Another medical risk associated with the pill results from the fact that postponing pregnancy, the main use of oral contraceptives, puts women at risk for certain cancers, particularly breast and endometrial cancers. Women who have children in their 20s gain a major protective advantage against both of these types of cancers, a protective effect that many women who spend decades on the pill forfeit.

Given the severity and number of risks, one would expect to hear a public outcry, or at the very least a Congressional hearing as in the case of anabolic steroid abuse. It seems logical but when it comes to oral contraceptives, things don't work that way. Instead, many women are not told about the risks, being counseled instead about the modest reductions in ovarian cancer that occur with oral contraceptives and the beneficial effect oral contraceptives will have on their complexion.

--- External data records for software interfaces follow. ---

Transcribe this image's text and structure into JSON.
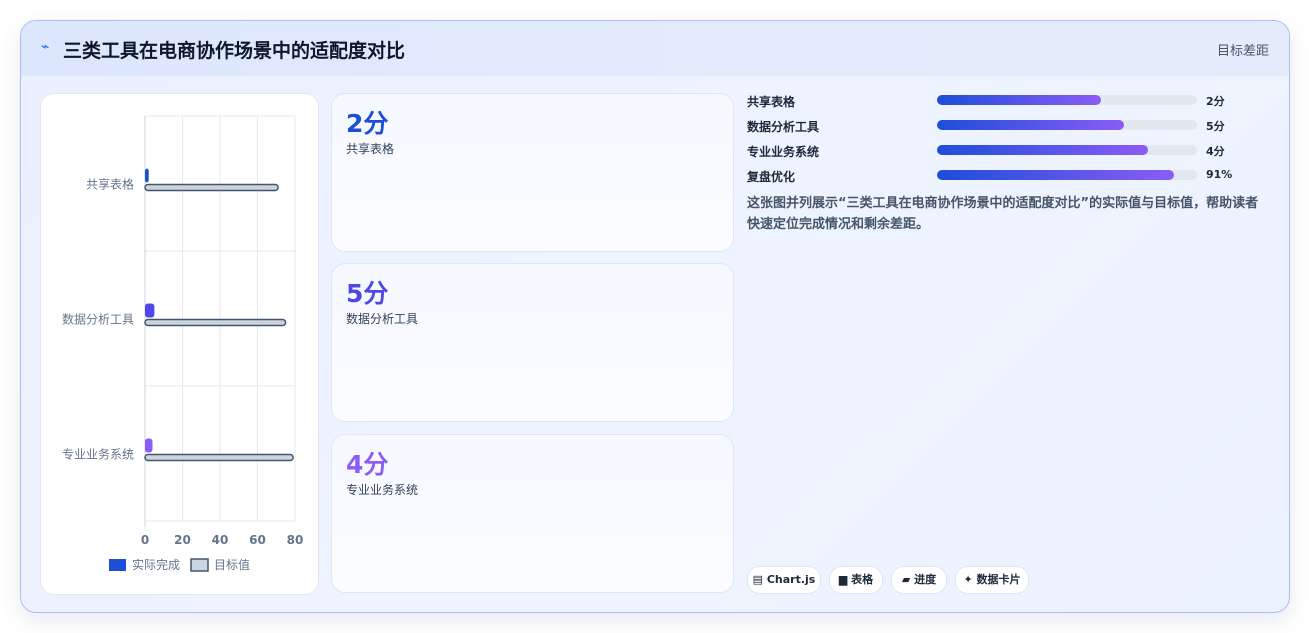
{
  "header": {
    "icon": "chart-line-icon",
    "title": "三类工具在电商协作场景中的适配度对比",
    "subtitle": "目标差距"
  },
  "chart_data": {
    "type": "bar",
    "orientation": "horizontal",
    "categories": [
      "共享表格",
      "数据分析工具",
      "专业业务系统"
    ],
    "series": [
      {
        "name": "实际完成",
        "values": [
          2,
          5,
          4
        ],
        "colors": [
          "#1d4ed8",
          "#4f46e5",
          "#8b5cf6"
        ]
      },
      {
        "name": "目标值",
        "values": [
          71,
          75,
          79
        ],
        "color": "#cbd5e1",
        "border": "#475569"
      }
    ],
    "xlim": [
      0,
      80
    ],
    "xticks": [
      "0",
      "20",
      "40",
      "60",
      "80"
    ],
    "grid": true,
    "legend": "bottom"
  },
  "kpis": [
    {
      "value": "2分",
      "label": "共享表格",
      "color": "#1d4ed8"
    },
    {
      "value": "5分",
      "label": "数据分析工具",
      "color": "#4f46e5"
    },
    {
      "value": "4分",
      "label": "专业业务系统",
      "color": "#8b5cf6"
    }
  ],
  "progress": [
    {
      "label": "共享表格",
      "value_text": "2分",
      "fraction": 0.63
    },
    {
      "label": "数据分析工具",
      "value_text": "5分",
      "fraction": 0.72
    },
    {
      "label": "专业业务系统",
      "value_text": "4分",
      "fraction": 0.81
    },
    {
      "label": "复盘优化",
      "value_text": "91%",
      "fraction": 0.91
    }
  ],
  "description": "这张图并列展示“三类工具在电商协作场景中的适配度对比”的实际值与目标值，帮助读者快速定位完成情况和剩余差距。",
  "tags": [
    {
      "label": "▤ Chart.js",
      "icon": "chart-icon"
    },
    {
      "label": "▆ 表格",
      "icon": "table-icon"
    },
    {
      "label": "▰ 进度",
      "icon": "progress-icon"
    },
    {
      "label": "✦ 数据卡片",
      "icon": "sparkle-icon"
    }
  ]
}
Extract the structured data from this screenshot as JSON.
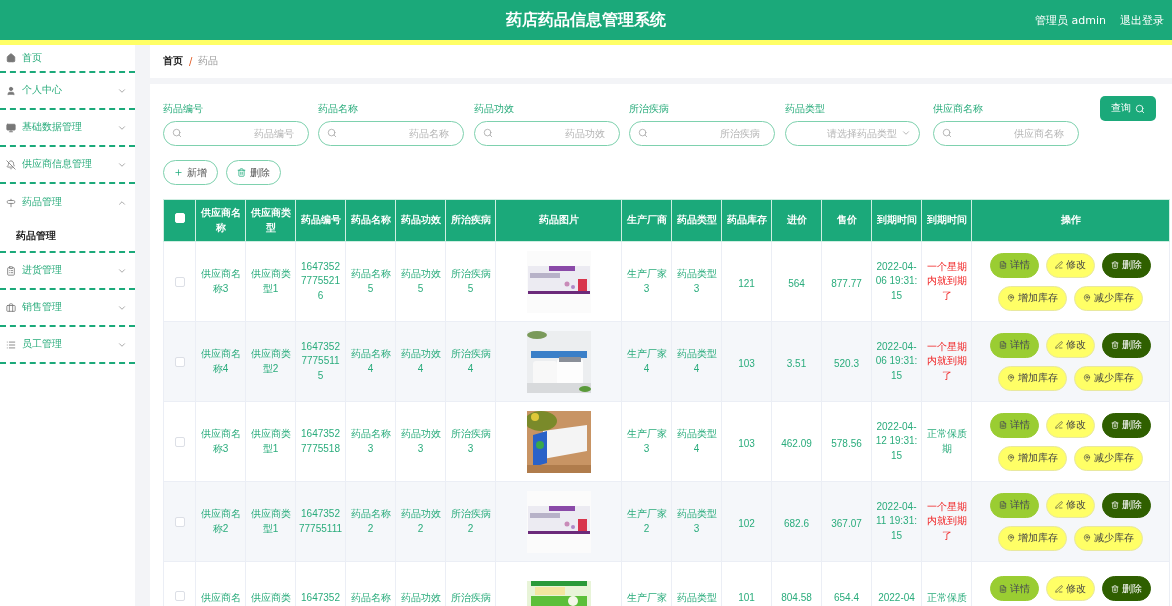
{
  "header": {
    "title": "药店药品信息管理系统",
    "user": "管理员 admin",
    "logout": "退出登录"
  },
  "sidebar": {
    "items": [
      {
        "label": "首页",
        "kind": "link"
      },
      {
        "label": "个人中心",
        "kind": "menu",
        "expanded": false
      },
      {
        "label": "基础数据管理",
        "kind": "menu",
        "expanded": false
      },
      {
        "label": "供应商信息管理",
        "kind": "menu",
        "expanded": false
      },
      {
        "label": "药品管理",
        "kind": "menu",
        "expanded": true,
        "children": [
          {
            "label": "药品管理",
            "selected": true
          }
        ]
      },
      {
        "label": "进货管理",
        "kind": "menu",
        "expanded": false
      },
      {
        "label": "销售管理",
        "kind": "menu",
        "expanded": false
      },
      {
        "label": "员工管理",
        "kind": "menu",
        "expanded": false
      }
    ]
  },
  "breadcrumb": {
    "items": [
      "首页",
      "药品"
    ],
    "separator": "/"
  },
  "search": {
    "fields": [
      {
        "label": "药品编号",
        "placeholder": "药品编号",
        "kind": "text"
      },
      {
        "label": "药品名称",
        "placeholder": "药品名称",
        "kind": "text"
      },
      {
        "label": "药品功效",
        "placeholder": "药品功效",
        "kind": "text"
      },
      {
        "label": "所治疾病",
        "placeholder": "所治疾病",
        "kind": "text"
      },
      {
        "label": "药品类型",
        "placeholder": "请选择药品类型",
        "kind": "select"
      },
      {
        "label": "供应商名称",
        "placeholder": "供应商名称",
        "kind": "text"
      }
    ],
    "query_button": "查询"
  },
  "toolbar": [
    {
      "label": "新增",
      "kind": "add"
    },
    {
      "label": "删除",
      "kind": "delete"
    }
  ],
  "table": {
    "select_all": {
      "checked": false
    },
    "columns": [
      "供应商名称",
      "供应商类型",
      "药品编号",
      "药品名称",
      "药品功效",
      "所治疾病",
      "药品图片",
      "生产厂商",
      "药品类型",
      "药品库存",
      "进价",
      "售价",
      "到期时间",
      "到期时间",
      "操作"
    ],
    "rows": [
      {
        "kind": "full",
        "checked": false,
        "cells_a": [
          "供应商名称3",
          "供应商类型1",
          "164735277755216",
          "药品名称5",
          "药品功效5",
          "所治疾病5"
        ],
        "image": {
          "kind": "picture"
        },
        "cells_b": [
          "生产厂家3",
          "药品类型3",
          "121",
          "564",
          "877.77",
          "2022-04-06 19:31:15"
        ],
        "expiry_status": {
          "text": "一个星期内就到期了",
          "kind": "warning"
        },
        "actions": [
          {
            "label": "详情",
            "kind": "detail"
          },
          {
            "label": "修改",
            "kind": "edit"
          },
          {
            "label": "删除",
            "kind": "delete"
          },
          {
            "label": "增加库存",
            "kind": "stock"
          },
          {
            "label": "减少库存",
            "kind": "stock"
          }
        ]
      },
      {
        "kind": "full",
        "checked": false,
        "cells_a": [
          "供应商名称4",
          "供应商类型2",
          "164735277755115",
          "药品名称4",
          "药品功效4",
          "所治疾病4"
        ],
        "image": {
          "kind": "picture"
        },
        "cells_b": [
          "生产厂家4",
          "药品类型4",
          "103",
          "3.51",
          "520.3",
          "2022-04-06 19:31:15"
        ],
        "expiry_status": {
          "text": "一个星期内就到期了",
          "kind": "warning"
        },
        "actions": [
          {
            "label": "详情",
            "kind": "detail"
          },
          {
            "label": "修改",
            "kind": "edit"
          },
          {
            "label": "删除",
            "kind": "delete"
          },
          {
            "label": "增加库存",
            "kind": "stock"
          },
          {
            "label": "减少库存",
            "kind": "stock"
          }
        ]
      },
      {
        "kind": "full",
        "checked": false,
        "cells_a": [
          "供应商名称3",
          "供应商类型1",
          "16473527775518",
          "药品名称3",
          "药品功效3",
          "所治疾病3"
        ],
        "image": {
          "kind": "picture"
        },
        "cells_b": [
          "生产厂家3",
          "药品类型4",
          "103",
          "462.09",
          "578.56",
          "2022-04-12 19:31:15"
        ],
        "expiry_status": {
          "text": "正常保质期",
          "kind": "normal"
        },
        "actions": [
          {
            "label": "详情",
            "kind": "detail"
          },
          {
            "label": "修改",
            "kind": "edit"
          },
          {
            "label": "删除",
            "kind": "delete"
          },
          {
            "label": "增加库存",
            "kind": "stock"
          },
          {
            "label": "减少库存",
            "kind": "stock"
          }
        ]
      },
      {
        "kind": "full",
        "checked": false,
        "cells_a": [
          "供应商名称2",
          "供应商类型1",
          "164735277755111",
          "药品名称2",
          "药品功效2",
          "所治疾病2"
        ],
        "image": {
          "kind": "picture"
        },
        "cells_b": [
          "生产厂家2",
          "药品类型3",
          "102",
          "682.6",
          "367.07",
          "2022-04-11 19:31:15"
        ],
        "expiry_status": {
          "text": "一个星期内就到期了",
          "kind": "warning"
        },
        "actions": [
          {
            "label": "详情",
            "kind": "detail"
          },
          {
            "label": "修改",
            "kind": "edit"
          },
          {
            "label": "删除",
            "kind": "delete"
          },
          {
            "label": "增加库存",
            "kind": "stock"
          },
          {
            "label": "减少库存",
            "kind": "stock"
          }
        ]
      },
      {
        "kind": "partial",
        "checked": false,
        "cells_a": [
          "供应商名",
          "供应商类",
          "1647352",
          "药品名称",
          "药品功效",
          "所治疾病"
        ],
        "image": {
          "kind": "picture"
        },
        "cells_b": [
          "生产厂家",
          "药品类型",
          "101",
          "804.58",
          "654.4",
          "2022-04"
        ],
        "expiry_status": {
          "text": "正常保质",
          "kind": "normal"
        },
        "actions": [
          {
            "label": "详情",
            "kind": "detail"
          },
          {
            "label": "修改",
            "kind": "edit"
          },
          {
            "label": "删除",
            "kind": "delete"
          }
        ]
      }
    ]
  }
}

Even more disturbing is that oral contraceptives are often prescribed to help “fix” young girls with irregular menstrual cycles. Rather than look at the underlying causes of the irregularity (maybe depression or a poor diet) which might actually demonstrate some concern about the individual, these girls are given a hormone that has well known dangerous side effects and sent on their merry way.

Given our society's different approaches to oral contraceptives and anabolic steroids, one might be tempted to think that we as a whole value the lives of young boys more than young women. Why else would we discourage young boys from ingesting steroids while actively encouraging young women to do the same?

It may be tempting to think that but the real reason for this difference is not that our society is sexist, but that it is sex-crazed. The risks of oral contraceptives are tolerated mainly because it allows for more sexual license. It just so happens that women have to bear these risks. As a result, the sexual liberation that is so championed by the radical feminist movement has been purchased with the lives of young women.

This is even more apparent if one looks at what has happened with estrogen replacement therapy (ERT). With ERT, postmenopausal women are given estrogen alone or in combination with progestin (these are the same hormones found in oral contraceptives) to combat the side effects of menopause. In 2003, estrogen replacement therapy received a lot of bad press when a National Institute of Health study revealed that estrogen replacement therapy caused anywhere from a 10-40% increase in breast cancer, heart disease and stroke respectively.

This sobering data caused the National Institute of Health to stop the study prematurely out of concern for the health of the women involved, a decision that caused all kinds of debate within the medical community.

Now it doesn't take an epidemiologist to notice that the risks associated with estrogen replacement therapy are very similar to those associated with oral contraceptives —breast cancer, stroke, heart disease, etc. Despite the similar risks though, the response of the medical community has been quite different. In the case of post-menopausal women and estrogen replacement therapy, these risks have caused the medical community to rethink the treatment, while in the case of pre-menopausal women and the pill no one has batted an eye. This is despite the fact that women on the pill are at least at a four- to five-fold greater risk than the women taking ERT. Where is the logic in that?

The reality is that there is no logic.

The fact of the matter is that what our society seems to value most is sex detached from love and responsibility, particularly the responsibility of conception. Since post-menopausal women don't have to worry about conception, it's quite proper to be concerned and entertain the possibility that they stop taking these steroid hormones. In the case of pre-menopausal women though, the premium is placed upon preventing pregnancy even if that means jeopardizing their lives.

This risk can be justified because in the end those women that don't die, become infertile or have miscarriages, will have more fulfilling sex lives. At least that's what they have been told.

Daniel Kuebler, Ph.D., is an assistant professor of biology at Franciscan University of Steubenville, Ohio.